%%

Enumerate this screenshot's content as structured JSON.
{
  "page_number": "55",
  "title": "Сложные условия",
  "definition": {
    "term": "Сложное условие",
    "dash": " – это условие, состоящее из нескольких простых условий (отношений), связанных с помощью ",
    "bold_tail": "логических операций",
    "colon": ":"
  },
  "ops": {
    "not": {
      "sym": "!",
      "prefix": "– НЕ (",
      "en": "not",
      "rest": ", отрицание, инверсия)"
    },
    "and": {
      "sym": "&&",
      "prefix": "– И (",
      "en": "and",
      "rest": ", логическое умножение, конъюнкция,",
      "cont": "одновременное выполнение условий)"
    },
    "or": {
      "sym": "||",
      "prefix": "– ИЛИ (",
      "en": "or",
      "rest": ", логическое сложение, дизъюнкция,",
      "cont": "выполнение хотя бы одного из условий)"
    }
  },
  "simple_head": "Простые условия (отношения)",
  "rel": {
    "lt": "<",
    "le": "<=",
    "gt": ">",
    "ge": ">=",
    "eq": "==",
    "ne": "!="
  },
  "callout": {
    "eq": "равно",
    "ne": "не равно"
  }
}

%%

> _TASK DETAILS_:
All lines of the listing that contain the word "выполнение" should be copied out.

> _RESULT FOR THIS EXERCISE_:
      "cont": "одновременное выполнение условий)"
      "cont": "выполнение хотя бы одного из условий)"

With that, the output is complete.